Wages = money paid to you weekly (often in cash for a "non-professional" job)
Cash in hand = working for cash (and not paying tax, which is illegal)
Bonus = something extra you get at the end of the year – perhaps the company has done very well
Commission = a percentage of the value of what you sell
Perk = an advantage of the job , such as access to the internet, or a company car
Tips = what you get for performing a service, such as waitressing in a restaurant
Annual review = the time of the year when your boss decides how much extra salary to give you
13 month salary = when you get a double salary in December
Tax free = when you don't have to pay tax on what you earn (perhaps you are working as an expatriate in a rich country)
Basic pay = the basic money you earn before extras such as commission
Inflation proof = pay that keeps in line with inflation so that you will never earn less "in real terms" than your current salary
Minimum wage = what the government decides is the minimum amount that anyone can get paid
Pension = something that either the government or your company saves on your behalf so that when you retire you have a source of income
Performance-related bonus = when you get extra money depending on whether you have reached certain performance targets
Luncheon voucher ("LV") = a voucher for "lunch" or for supermarkets that some English companies give their employees as a perk of the job
Stock options = options to buy shares in the company at special prices
Fill in the gaps with a suitable word / phrase
1. My sister works in a bar. Her —– —– is quite low, but she gets lots of ——- from customers.
2. We're not expecting a huge pay —– in our —— —–.
3. Women have been fighting for —— —– for years!
4. It's the time of year when bankers get huge ——– ——- ——-. They can almost double their salary with these.
5. He does odd jobs and gets paid —— —- —–. It's not really legal, but it's only for small amounts.
6. After taxes and contributions, the —– —– —– is quite low.
7. If you're on a decent contract, you should get holiday pay and —— —–. At least that covers you for illness.
8. If you go and work in the gulf, you might get a —– —– salary.

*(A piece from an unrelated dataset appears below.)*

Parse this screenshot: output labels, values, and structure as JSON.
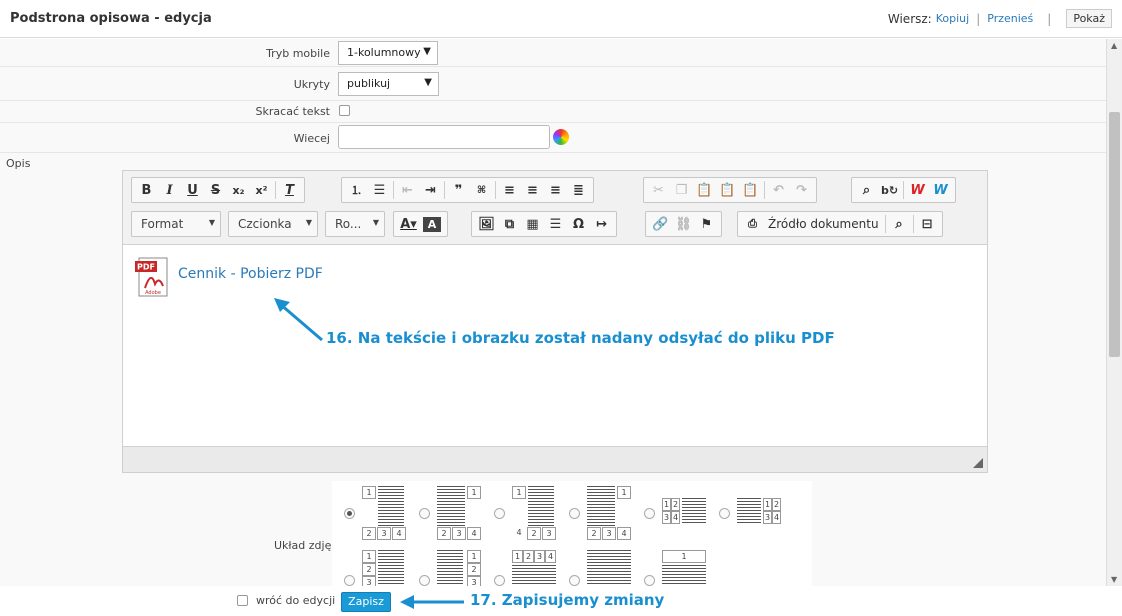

9. In times of economic recession, public workers expect a —– ——. They might get a rise next year, but it looks unlikely.
10. Sales people often earn ——- on top of their regular salary.